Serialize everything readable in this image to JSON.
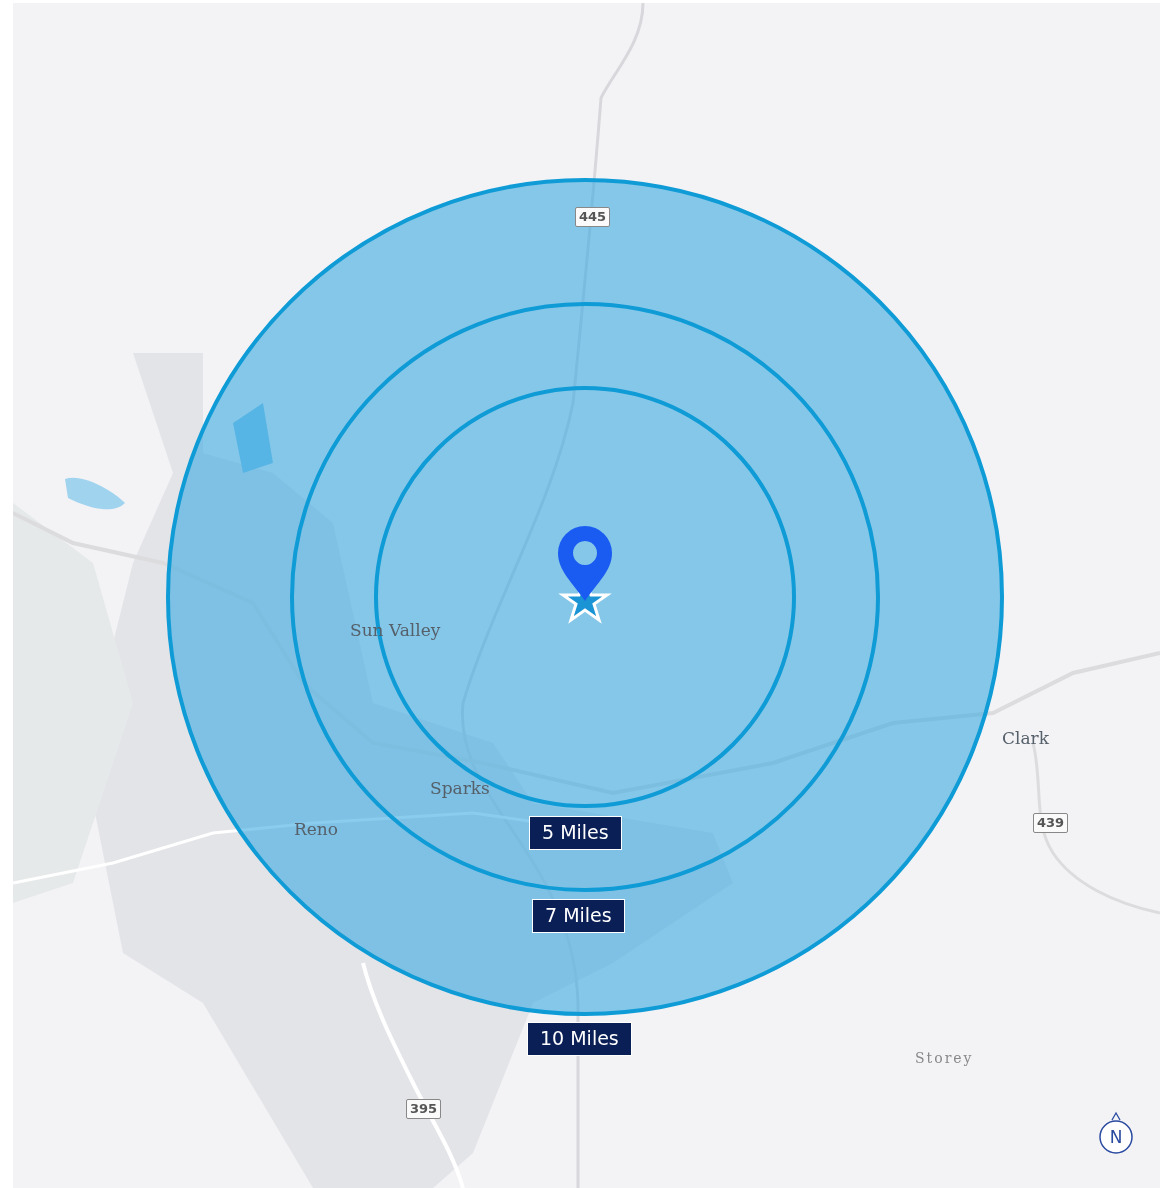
{
  "map": {
    "places": [
      {
        "name": "Sun Valley"
      },
      {
        "name": "Sparks"
      },
      {
        "name": "Reno"
      },
      {
        "name": "Clark"
      },
      {
        "name": "Storey"
      }
    ],
    "highway_shields": [
      {
        "number": "445"
      },
      {
        "number": "439"
      },
      {
        "number": "395"
      }
    ],
    "radius_rings": [
      {
        "label": "5 Miles"
      },
      {
        "label": "7 Miles"
      },
      {
        "label": "10 Miles"
      }
    ],
    "compass": {
      "label": "N"
    }
  }
}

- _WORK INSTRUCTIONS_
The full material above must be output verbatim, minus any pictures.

- _TASK ANSWER_
Serialize everything readable in this image to JSON.
{
  "map": {
    "places": [
      {
        "name": "Sun Valley"
      },
      {
        "name": "Sparks"
      },
      {
        "name": "Reno"
      },
      {
        "name": "Clark"
      },
      {
        "name": "Storey"
      }
    ],
    "highway_shields": [
      {
        "number": "445"
      },
      {
        "number": "439"
      },
      {
        "number": "395"
      }
    ],
    "radius_rings": [
      {
        "label": "5 Miles"
      },
      {
        "label": "7 Miles"
      },
      {
        "label": "10 Miles"
      }
    ],
    "compass": {
      "label": "N"
    }
  }
}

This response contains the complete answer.